The Hierarchy of the pay scale 1850-1900
|Rate %||Basic Pay (shillings)||With Overwork|
Footman with Overwork were paid 7/9d this was far less than subsistence wage and less than labourers of the day were paid, as a class of workers earning so little they couldn’t mix with their peers as they didn’t appear ‘respectable’. In the second half of the 19th century the average age of a footman was 28 years old and 73% were married with families
The 1858 Long Strike and Lockout2
Working faster meant that their contracted pieces, in this case 440, for the journey,
were made, they considered that they were no longer bound by their contacts. Working quicker their contract was fulfilled in less that 2 days. They could either stay and get paid as overwork, or they could take time off.
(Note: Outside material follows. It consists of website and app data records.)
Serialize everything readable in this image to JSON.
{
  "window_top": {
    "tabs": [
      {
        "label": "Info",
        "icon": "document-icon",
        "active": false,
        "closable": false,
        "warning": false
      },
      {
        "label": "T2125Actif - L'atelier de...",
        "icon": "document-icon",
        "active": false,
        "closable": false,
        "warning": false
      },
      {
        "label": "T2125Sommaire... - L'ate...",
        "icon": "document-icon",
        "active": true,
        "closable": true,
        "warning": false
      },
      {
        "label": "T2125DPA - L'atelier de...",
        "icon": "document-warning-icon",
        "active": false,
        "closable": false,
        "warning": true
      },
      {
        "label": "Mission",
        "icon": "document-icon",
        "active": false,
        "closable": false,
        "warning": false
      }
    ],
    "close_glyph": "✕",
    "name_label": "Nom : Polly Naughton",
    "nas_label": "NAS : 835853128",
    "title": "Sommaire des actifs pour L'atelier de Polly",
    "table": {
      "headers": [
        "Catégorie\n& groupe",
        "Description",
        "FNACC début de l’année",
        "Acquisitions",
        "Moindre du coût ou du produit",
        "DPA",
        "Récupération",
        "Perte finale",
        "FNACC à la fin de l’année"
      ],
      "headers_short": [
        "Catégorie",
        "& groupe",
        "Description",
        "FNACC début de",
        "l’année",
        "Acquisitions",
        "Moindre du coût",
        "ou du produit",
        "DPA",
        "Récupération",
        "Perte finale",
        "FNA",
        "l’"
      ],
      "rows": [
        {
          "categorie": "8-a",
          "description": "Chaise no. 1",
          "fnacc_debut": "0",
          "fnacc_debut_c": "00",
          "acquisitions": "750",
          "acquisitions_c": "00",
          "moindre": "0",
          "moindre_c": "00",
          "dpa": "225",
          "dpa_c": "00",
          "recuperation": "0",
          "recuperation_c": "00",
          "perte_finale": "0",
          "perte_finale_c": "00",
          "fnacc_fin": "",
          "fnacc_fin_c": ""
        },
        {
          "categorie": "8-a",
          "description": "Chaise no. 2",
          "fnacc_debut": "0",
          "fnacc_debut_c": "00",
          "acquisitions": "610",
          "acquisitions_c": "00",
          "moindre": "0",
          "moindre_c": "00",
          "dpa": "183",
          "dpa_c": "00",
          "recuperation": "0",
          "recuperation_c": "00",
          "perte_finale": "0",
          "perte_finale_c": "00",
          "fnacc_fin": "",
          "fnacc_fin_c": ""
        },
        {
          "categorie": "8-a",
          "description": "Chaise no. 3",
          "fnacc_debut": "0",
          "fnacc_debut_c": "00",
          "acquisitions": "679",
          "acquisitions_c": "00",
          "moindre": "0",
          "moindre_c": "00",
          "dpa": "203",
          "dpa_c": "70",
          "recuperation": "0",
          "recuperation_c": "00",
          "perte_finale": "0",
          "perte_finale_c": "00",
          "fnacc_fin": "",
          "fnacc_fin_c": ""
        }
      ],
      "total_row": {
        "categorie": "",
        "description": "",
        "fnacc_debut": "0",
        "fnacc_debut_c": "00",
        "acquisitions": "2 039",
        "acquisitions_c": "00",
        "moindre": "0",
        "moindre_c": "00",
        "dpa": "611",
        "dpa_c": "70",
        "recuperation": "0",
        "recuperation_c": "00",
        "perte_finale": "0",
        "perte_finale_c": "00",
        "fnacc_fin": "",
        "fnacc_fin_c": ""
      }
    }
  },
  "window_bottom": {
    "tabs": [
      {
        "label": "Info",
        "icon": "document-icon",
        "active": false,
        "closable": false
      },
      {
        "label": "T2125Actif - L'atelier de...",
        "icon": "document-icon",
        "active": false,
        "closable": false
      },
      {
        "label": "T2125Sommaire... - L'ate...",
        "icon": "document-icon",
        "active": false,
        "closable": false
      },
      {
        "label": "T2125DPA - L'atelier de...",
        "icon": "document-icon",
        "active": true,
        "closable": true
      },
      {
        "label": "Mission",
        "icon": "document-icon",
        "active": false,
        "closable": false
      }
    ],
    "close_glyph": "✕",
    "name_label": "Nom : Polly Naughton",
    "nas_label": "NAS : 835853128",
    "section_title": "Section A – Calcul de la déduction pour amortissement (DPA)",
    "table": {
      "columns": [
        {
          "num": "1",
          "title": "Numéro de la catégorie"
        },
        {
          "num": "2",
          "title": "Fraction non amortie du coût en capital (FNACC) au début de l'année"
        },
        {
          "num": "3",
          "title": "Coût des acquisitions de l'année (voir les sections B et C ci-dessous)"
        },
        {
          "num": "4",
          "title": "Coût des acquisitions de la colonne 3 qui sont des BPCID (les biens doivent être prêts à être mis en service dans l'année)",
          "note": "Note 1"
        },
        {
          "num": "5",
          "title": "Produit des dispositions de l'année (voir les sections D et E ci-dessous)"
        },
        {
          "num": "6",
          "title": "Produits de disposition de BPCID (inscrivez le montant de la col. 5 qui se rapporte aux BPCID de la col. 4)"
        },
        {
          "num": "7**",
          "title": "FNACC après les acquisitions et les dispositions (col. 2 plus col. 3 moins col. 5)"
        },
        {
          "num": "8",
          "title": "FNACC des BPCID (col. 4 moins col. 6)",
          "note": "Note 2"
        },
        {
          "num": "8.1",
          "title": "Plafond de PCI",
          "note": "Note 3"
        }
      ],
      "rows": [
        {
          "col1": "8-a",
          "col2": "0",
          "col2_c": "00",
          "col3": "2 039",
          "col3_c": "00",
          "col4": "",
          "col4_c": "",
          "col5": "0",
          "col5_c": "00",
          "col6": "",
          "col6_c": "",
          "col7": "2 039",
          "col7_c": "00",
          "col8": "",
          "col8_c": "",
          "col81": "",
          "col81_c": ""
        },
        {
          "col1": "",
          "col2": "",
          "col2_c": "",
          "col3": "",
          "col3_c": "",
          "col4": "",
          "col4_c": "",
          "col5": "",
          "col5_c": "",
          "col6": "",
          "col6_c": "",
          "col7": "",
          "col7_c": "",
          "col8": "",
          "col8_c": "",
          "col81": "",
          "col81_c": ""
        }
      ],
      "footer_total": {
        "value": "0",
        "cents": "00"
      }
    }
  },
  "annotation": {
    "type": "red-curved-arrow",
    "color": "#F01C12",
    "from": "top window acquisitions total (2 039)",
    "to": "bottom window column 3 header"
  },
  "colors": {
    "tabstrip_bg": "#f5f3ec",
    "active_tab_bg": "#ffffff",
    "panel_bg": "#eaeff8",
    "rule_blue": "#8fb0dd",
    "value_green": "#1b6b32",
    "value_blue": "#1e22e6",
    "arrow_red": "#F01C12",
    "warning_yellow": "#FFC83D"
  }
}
If nearby Glasshouses were producing pieces paid at a higher rate per move; they could Journey and earn more for their time and skill.
Needless to say this caused problems for the manufactory owners who were then unsure if their workers would return for their next journey, and decided to invoke the law.
In October 1858 five flint glassmakers were charged in Wordsley Police Court of ‘Illegally Absenting Themselves from their Place of Work’, Grazebrooks Glassworks.
The Courts ruled however, that after their contacted 11 moves the journeymen were free to work elsewhere.
Stourbridge glass factories owners were all affected by this and united forces, agreeing that they would refuse to employ Journeying workers. The remaining workers eventually went on strike in support and the factory owners LOCKED them out. It was a stand off that caused much distress and hardship in the area and, although the locked-out workers were supported by the Flint Glass Makers Friendly Society, and a fund was started by workers still in employment to help the militants, the lockout continued. The battle between Unions and Management lasted SIX months. The Long Strike and Lockout eventually ended when the Union funds were exhausted and poverty and suffering prevailed.
1 Saint Monday: In the 1800’s the idea of leisure was not recognised as a concept. The only day-off that workers had was the Sabbath, and after attending Church or other religious activity, workers enjoyed themselves. This usually involved workmen gathering in public houses and drinking copious amounts. It was not unusual for many workers to not turn up for work on Mondays, and this was an accepted part of the work regime; so much so that Mondays became known as ‘Saint-Monday’ the day when you recovered from the activities of the Sabbath, before commencing work on a Tuesday.
2 For a full account of the Long Strike and Lockout see:
Matsumura, Takao (1976) The flint glass makers in the classic age of the labour aristocracy, 1850-1880, with special reference to Stourbridge. PhD thesis, University of Warwick.